The structure of the workshop will be fully participatory for each section. We have asked several participants to take the lead in the given sections and to present the main challenges.
8:30-9:00 Welcome and Coffee
9:00-9:30 Setting the agenda
Opening remarks by the organizers and round of introductions
9:30-11:00 Fair use: the legal challenge (Neil Netanel, Oren Bracha)
* A brief introduction to fair use
* Predictability/foreseeability in fair use
* Might some subset of fair uses be more predictable?
* How compared with other legal-tech systems?
11:00-11:30 Coffee Break
11:30- 13:00 AI: the technological challenges (Rita Osadchy, Tamir Hazan, Roi Reichart)
* A brief introduction to AI and machine learning
* What algorithms can and cannot do?
* What input and output is necessary?
* Is it useful to apply parameters and clusters identified by legal scholars?
14:00-16:00 Exploring the Feasibility of Fair Use by Design (Niva Elkin-Koren, Mayan Perel)
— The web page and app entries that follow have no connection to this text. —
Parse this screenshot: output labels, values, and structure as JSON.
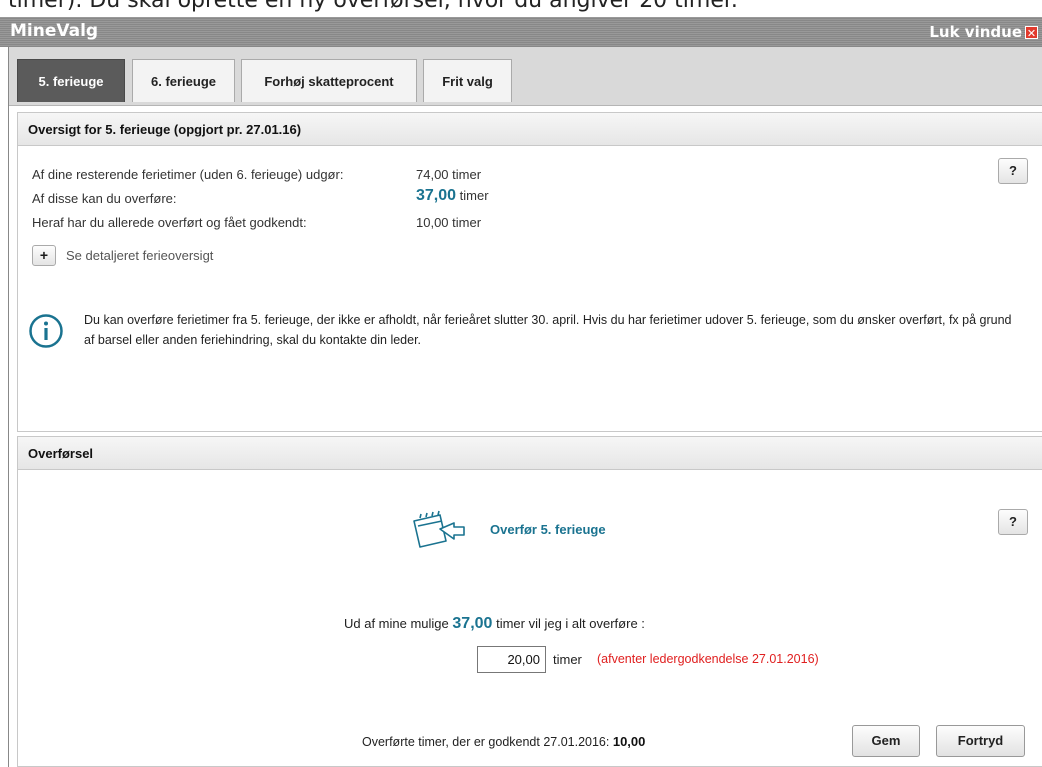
{
  "top_strip": {
    "text": "timer). Du skal oprette en ny overførsel, hvor du angiver 20 timer."
  },
  "window": {
    "title": "MineValg",
    "close_label": "Luk vindue",
    "close_symbol": "✕"
  },
  "tabs": [
    {
      "label": "5. ferieuge",
      "active": true
    },
    {
      "label": "6. ferieuge",
      "active": false
    },
    {
      "label": "Forhøj skatteprocent",
      "active": false
    },
    {
      "label": "Frit valg",
      "active": false
    }
  ],
  "overview": {
    "header": "Oversigt for 5. ferieuge (opgjort pr. 27.01.16)",
    "help_label": "?",
    "rows": [
      {
        "label": "Af dine resterende ferietimer (uden 6. ferieuge) udgør:",
        "value": "74,00 timer"
      },
      {
        "label": "Af disse kan du overføre:",
        "value_number": "37,00",
        "value_unit": "timer"
      },
      {
        "label": "Heraf har du allerede overført og fået godkendt:",
        "value": "10,00 timer"
      }
    ],
    "expand_label": "+",
    "detail_link": "Se detaljeret ferieoversigt",
    "info_text": "Du kan overføre ferietimer fra 5. ferieuge, der ikke er afholdt, når ferieåret slutter 30. april. Hvis du har ferietimer udover 5. ferieuge, som du ønsker overført, fx på grund af barsel eller anden feriehindring, skal du kontakte din leder."
  },
  "transfer": {
    "header": "Overførsel",
    "help_label": "?",
    "title": "Overfør 5. ferieuge",
    "prefix": "Ud af mine mulige",
    "possible_hours": "37,00",
    "suffix": "timer vil jeg i alt overføre :",
    "input_value": "20,00",
    "input_unit": "timer",
    "pending_status": "(afventer ledergodkendelse 27.01.2016)",
    "approved_label": "Overførte timer, der er godkendt 27.01.2016:",
    "approved_value": "10,00",
    "save_label": "Gem",
    "cancel_label": "Fortryd"
  },
  "colors": {
    "accent": "#1a7390",
    "pending": "#e02020",
    "active_tab": "#5b5b5b",
    "titlebar": "#939393",
    "close_icon": "#e23b2e"
  }
}
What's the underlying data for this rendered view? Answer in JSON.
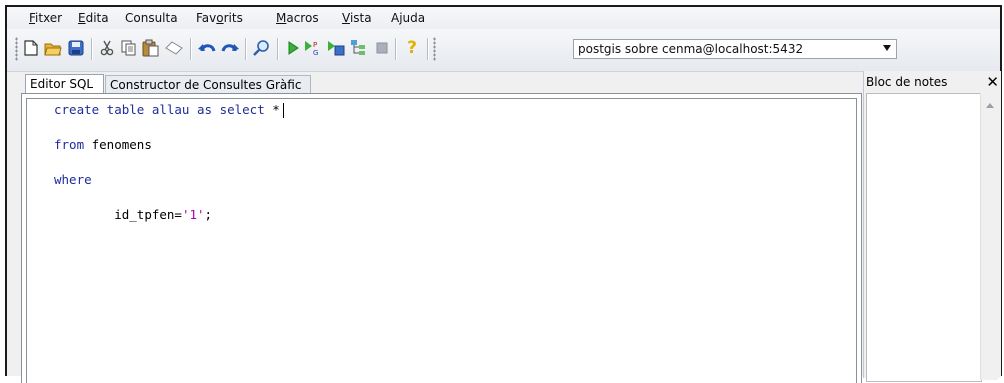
{
  "menu": [
    {
      "pre": "",
      "ul": "F",
      "post": "itxer"
    },
    {
      "pre": "",
      "ul": "E",
      "post": "dita"
    },
    {
      "pre": "Consulta",
      "ul": "",
      "post": ""
    },
    {
      "pre": "Fav",
      "ul": "o",
      "post": "rits"
    },
    {
      "pre": "",
      "ul": "M",
      "post": "acros"
    },
    {
      "pre": "",
      "ul": "V",
      "post": "ista"
    },
    {
      "pre": "Ajuda",
      "ul": "",
      "post": ""
    }
  ],
  "toolbar": {
    "icons": [
      "new-file-icon",
      "open-folder-icon",
      "save-icon",
      "cut-icon",
      "copy-icon",
      "paste-icon",
      "eraser-icon",
      "undo-icon",
      "redo-icon",
      "find-icon",
      "run-icon",
      "explain-icon",
      "execute-pgscript-icon",
      "explain-query-icon",
      "stop-icon",
      "help-icon"
    ],
    "connection_value": "postgis sobre cenma@localhost:5432"
  },
  "tabs": [
    {
      "label": "Editor SQL",
      "active": true
    },
    {
      "label": "Constructor de Consultes Gràfic",
      "active": false
    }
  ],
  "editor": {
    "lines": [
      {
        "kw": "create table allau as select",
        "rest": " *"
      },
      {
        "kw": "from",
        "rest": " fenomens"
      },
      {
        "kw": "where",
        "rest": ""
      },
      {
        "indent": "        ",
        "kw": "",
        "rest": "id_tpfen=",
        "str": "'1'",
        "tail": ";"
      }
    ]
  },
  "notes": {
    "title": "Bloc de notes",
    "close": "✕"
  }
}
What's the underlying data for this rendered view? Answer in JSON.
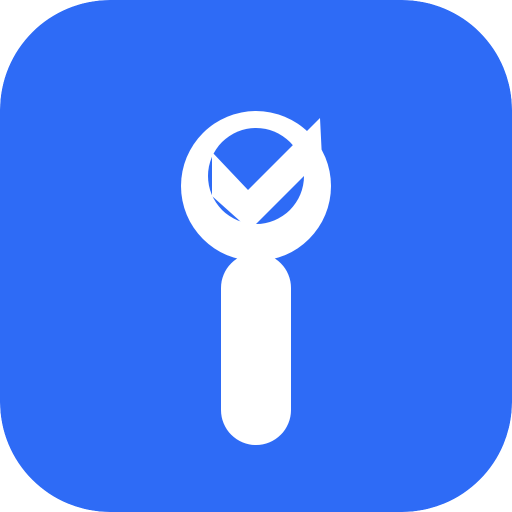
{
  "icon": {
    "name": "info-check-app-icon",
    "glyph": "info-with-checkmark",
    "colors": {
      "background": "#2E6BF6",
      "foreground": "#FFFFFF"
    }
  }
}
* Existing algorithmic tools applied for detecting infringing materials
* Can algorithms decide fair use?
* What are the standards of functionality?
* What are the barriers?
* How to test and evaluate the algorithm?
16:30-17:00 Coffee Break
17:00-18:30 Accountability (Chris Garstka, Ansgar Koene. Rita Osadchy)
* How to ensure accountability in such systems?
* How to protect against error and biases?
* How to certify, test and evaluate the algorithm?
* What procedures and standards could be useful for legal oversight?
* What possibilities might there be for human intervention?
* What lessons could be drawn for judicial oversight of algorithmic adjudication in other areas?
18:30 Concluding remarks and next stage
19:00 Reception & Dinner